Fun Home Shines Where Two Boys Obscures Emotion
By Heidi Waleson
NEW YORK – Lately, whenever someone asks me about the best new opera I’ve seen recently, my answer is Jeanine Tesori and Lisa Kron’s Fun Home, now at the Public Theater in New York. Fun Home isn’t actually an opera. It’s a 90-minute musical, amplified, with a cast of nine singers (three of them children) and six instrumentalists. Yet it delves deep and has extraordinary emotional resonance. Its impact is all the more remarkable when you compare it to the big opera premiere of the season, Nico Muhly’s Two Boys at the Met, a grand spectacle, which got huge resources and had no visceral impact at all.
On the surface, there are similarities to these pieces. Both deal with contemporary subjects. Fun Home, based on the cartoonist Alison Bechdel’s 2006 graphic memoir of the same name, zeroes in on the confluence of two seismic events: Alison comes out as a lesbian at college and, a few months later, her father, a closeted gay man, commits suicide by walking in front of a truck. Two Boys is based on a true story from 2003: by adopting various online personalities in Internet chat rooms, a teenaged boy manipulates an older boy into killing him.
Both pieces are non-linear. In Fun Home, three splendid singing actresses play Alison at different ages (child, college student, adult), and the story skips around in time; Craig Lucas’ libretto for Two Boys starts with the stabbing and then uses flashbacks to unravel the mystery of what happened.
But there they part company. Two Boys is about an idea – the effect of the early Internet on human interaction – not people. It is plot-driven, and unfolds like a chilly, clockwork mystery story. Brian, the duped boy, is a befuddled adolescent; the motivations of Jake, the younger boy, sung by a boy soprano, are tantalizing but musically unexplored. (There is a gay theme, but it is played down in favor of the mystery.) Muhly gives all the introspection to the character of the detective in charge of the case (several slow, shapeless arias), but she has no real stake in the outcome, so we don’t care about her. The only character who seems real is Jake’s adoring mother, and her part is tiny. Muhly builds some tension with jittery orchestral minimalism, and his aleatoric choruses create a spooky, iridescent shimmer that suggests the mysterious allure of the early years of the Internet, but the piece has no soul.
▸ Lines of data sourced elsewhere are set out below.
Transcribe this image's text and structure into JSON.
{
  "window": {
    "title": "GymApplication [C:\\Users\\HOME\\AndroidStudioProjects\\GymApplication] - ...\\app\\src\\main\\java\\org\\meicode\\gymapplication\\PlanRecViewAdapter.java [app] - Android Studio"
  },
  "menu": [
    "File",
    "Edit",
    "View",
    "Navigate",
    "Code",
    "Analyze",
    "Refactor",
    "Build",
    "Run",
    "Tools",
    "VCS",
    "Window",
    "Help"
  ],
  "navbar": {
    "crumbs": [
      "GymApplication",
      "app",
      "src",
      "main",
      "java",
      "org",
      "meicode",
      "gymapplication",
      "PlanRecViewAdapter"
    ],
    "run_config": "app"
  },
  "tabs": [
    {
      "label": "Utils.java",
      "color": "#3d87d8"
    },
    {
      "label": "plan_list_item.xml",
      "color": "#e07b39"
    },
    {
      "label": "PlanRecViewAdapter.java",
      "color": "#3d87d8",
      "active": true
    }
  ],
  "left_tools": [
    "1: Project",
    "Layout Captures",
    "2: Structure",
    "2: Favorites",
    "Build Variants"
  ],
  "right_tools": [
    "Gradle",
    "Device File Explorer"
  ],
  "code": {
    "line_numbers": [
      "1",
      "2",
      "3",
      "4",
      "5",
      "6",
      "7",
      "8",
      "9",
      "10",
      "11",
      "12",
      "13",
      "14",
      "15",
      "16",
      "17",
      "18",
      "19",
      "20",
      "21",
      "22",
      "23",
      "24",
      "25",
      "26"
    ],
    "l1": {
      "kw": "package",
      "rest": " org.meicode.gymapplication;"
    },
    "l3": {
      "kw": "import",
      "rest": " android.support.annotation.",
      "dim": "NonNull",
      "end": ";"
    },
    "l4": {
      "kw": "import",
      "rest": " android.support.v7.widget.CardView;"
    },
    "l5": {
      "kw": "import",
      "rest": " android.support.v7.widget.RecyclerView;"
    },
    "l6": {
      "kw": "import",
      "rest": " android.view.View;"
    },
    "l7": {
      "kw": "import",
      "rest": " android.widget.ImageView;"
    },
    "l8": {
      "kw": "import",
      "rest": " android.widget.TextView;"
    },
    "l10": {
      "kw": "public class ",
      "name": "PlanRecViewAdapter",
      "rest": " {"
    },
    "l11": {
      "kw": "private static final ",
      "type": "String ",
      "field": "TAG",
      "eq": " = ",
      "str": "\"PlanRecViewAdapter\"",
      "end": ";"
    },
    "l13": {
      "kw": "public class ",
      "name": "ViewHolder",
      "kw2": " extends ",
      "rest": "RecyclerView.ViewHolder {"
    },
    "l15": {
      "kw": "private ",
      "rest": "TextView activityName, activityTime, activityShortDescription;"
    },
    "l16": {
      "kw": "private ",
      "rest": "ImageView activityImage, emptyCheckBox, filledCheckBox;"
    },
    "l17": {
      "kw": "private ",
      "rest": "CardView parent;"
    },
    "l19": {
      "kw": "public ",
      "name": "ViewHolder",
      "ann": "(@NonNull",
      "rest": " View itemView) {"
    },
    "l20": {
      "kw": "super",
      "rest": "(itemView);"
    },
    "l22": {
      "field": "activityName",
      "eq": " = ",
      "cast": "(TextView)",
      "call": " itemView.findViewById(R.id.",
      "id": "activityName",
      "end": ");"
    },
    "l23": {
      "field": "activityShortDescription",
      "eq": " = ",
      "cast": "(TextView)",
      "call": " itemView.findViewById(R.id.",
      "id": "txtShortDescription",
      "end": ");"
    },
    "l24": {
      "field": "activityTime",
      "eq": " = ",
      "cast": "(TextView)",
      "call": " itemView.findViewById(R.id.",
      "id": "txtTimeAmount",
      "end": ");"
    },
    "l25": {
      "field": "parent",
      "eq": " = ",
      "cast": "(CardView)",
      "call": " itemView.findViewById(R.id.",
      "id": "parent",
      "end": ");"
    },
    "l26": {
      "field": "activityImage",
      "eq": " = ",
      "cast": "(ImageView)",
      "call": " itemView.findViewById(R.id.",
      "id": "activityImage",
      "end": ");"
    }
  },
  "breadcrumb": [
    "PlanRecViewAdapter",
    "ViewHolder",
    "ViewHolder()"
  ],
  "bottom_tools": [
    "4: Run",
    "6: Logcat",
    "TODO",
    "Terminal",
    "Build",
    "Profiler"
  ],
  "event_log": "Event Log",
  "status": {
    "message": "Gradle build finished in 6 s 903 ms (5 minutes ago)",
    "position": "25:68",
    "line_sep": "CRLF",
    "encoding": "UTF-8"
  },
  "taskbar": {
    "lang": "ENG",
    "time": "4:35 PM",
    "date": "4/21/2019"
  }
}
In contrast, the music of Fun Home gets under its characters’ skin. Tesori and Kron drilled down into the emotional maelstrom of the book and fearlessly put those feelings right on the surface. The show is about a woman looking back, longing to understand her father, trying to draw her history so that she can make the connection with him that never happened when he was alive. The music examines this quest from every angle. Early in the show, Small Alison and her two brothers create a hilarious, rock-‘n’-roll-inspired singing advertisement for the family funeral-home business. It’s so totally inappropriate, yet so exactly what children are like, that it makes you squirm and laugh at the same time.
Medium Alison’s coming-out moment is just as uninhibited: in post-coital exuberance, she explodes in a show-stopping number that begins, “I’m changing my major — to Joan!” A joyous waltz, it holds nothing back. But there’s sorrow to come, as one revelation leads to others. Alison’s mother bitterly recounts the painful history of her father’s clandestine gay affairs. And in the show’s most searing number, Alison goes for a drive with her father. At first, Medium Alison, home from college, is in the car, but she’s replaced by the Adult Alison who sings the clipped, nervously repeated phrases: “Telephone wires” … “at the light, at the light, at the light,” as she relives the moment, and yearns back over the years for her father to speak, to acknowledge her and the bond of their sexuality. He never does, and it’s heartbreaking.
Tesori is currently at work on her first “official” opera, which is being developed through the Met/Lincoln Center Theater New Works Program, which gave birth to Two Boys. It’s an expansion of A Blizzard on Marblehead Neck, a one-act piece about the tempestuous marriage of Eugene O’Neill and Carlotta Monterey, with a libretto by Tony Kushner, that was done at the Glimmerglass Festival in 2011. I remember it as engaging, but nowhere near as powerful as Fun Home.
Opera gives a voice to feelings that are too strong for words alone, but too many composers working today don’t get that. Instead, they put a story to music, and the music, however well-crafted, seems beside the point. In Fun Home, you feel that those people had to sing those songs to express their joy, bitterness, or longing. I hope that Tesori will keep channeling whatever it was that put that pure emotion on stage and not get lost in the grandiosity that can overtake composers when they are writing Opera, especially for the Met.
Heidi Waleson is the opera critic for The Wall Street Journal and writes about the performing arts for a variety of U.S. and international publications.Date posted: November 20, 2013